#### [Directions]
Below is a block of records. Copy every line in it that contains the word "replies".

#### [Data entries]
[Start of Attachment]

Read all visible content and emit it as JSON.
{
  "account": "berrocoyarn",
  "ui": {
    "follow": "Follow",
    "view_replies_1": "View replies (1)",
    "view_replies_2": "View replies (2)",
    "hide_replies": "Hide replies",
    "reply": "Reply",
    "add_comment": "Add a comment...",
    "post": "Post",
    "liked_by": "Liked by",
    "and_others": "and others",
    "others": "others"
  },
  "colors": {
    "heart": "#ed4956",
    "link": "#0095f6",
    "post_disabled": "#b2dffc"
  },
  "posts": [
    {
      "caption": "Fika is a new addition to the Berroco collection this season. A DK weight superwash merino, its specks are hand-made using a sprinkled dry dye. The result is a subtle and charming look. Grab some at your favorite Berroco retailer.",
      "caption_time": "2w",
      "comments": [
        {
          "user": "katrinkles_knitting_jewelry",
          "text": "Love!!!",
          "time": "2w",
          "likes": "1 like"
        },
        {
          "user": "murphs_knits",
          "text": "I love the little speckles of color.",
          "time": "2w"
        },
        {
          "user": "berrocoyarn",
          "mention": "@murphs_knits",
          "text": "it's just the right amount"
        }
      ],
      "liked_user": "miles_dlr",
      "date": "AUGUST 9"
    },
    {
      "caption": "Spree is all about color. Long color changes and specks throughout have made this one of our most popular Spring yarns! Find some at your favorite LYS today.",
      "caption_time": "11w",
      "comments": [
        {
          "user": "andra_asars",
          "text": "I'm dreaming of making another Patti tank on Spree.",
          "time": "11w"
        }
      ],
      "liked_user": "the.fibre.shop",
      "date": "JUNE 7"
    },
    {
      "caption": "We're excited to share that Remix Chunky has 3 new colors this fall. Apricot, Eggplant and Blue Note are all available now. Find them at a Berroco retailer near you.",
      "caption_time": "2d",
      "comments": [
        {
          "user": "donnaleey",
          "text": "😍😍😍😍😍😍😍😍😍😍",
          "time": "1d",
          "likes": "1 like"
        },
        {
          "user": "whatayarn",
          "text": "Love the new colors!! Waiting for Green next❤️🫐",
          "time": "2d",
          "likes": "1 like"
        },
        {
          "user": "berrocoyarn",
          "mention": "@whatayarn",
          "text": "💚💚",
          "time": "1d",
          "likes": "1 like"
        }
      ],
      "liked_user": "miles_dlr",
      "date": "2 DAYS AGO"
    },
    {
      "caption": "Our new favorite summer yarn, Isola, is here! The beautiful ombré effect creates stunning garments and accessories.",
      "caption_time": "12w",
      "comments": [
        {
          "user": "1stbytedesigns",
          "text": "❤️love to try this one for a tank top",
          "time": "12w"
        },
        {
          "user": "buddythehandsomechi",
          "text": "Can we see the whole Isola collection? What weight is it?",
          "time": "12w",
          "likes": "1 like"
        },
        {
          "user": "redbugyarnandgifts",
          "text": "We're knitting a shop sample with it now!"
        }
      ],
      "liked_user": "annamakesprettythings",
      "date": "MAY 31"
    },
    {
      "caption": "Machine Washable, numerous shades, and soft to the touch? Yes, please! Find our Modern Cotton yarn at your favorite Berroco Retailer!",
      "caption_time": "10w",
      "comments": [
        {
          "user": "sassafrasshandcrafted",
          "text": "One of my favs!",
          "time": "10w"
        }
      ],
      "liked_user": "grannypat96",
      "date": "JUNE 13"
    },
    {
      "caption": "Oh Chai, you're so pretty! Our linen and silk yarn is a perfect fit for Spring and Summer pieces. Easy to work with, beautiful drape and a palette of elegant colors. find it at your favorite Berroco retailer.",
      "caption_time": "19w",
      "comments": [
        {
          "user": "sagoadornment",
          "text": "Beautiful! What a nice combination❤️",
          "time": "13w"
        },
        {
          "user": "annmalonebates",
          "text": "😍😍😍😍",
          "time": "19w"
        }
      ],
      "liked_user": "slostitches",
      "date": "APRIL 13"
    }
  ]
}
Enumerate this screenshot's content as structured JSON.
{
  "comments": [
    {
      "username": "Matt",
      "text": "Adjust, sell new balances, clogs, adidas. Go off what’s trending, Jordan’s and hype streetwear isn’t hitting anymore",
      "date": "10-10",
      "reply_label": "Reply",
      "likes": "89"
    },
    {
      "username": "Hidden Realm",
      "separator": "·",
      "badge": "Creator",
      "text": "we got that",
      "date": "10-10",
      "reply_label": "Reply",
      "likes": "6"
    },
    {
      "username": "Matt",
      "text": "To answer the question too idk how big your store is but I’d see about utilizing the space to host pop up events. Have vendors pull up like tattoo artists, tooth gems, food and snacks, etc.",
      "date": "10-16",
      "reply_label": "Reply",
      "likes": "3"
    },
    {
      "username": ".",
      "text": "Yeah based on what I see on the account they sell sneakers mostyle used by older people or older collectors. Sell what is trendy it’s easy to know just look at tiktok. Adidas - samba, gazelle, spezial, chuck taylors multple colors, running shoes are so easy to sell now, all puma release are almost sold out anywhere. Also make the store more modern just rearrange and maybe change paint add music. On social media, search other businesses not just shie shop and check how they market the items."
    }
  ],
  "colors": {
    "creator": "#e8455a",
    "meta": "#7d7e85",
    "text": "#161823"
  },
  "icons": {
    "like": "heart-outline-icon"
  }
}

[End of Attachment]

#### [Output]
    "view_replies_1": "View replies (1)",
    "view_replies_2": "View replies (2)",
    "hide_replies": "Hide replies",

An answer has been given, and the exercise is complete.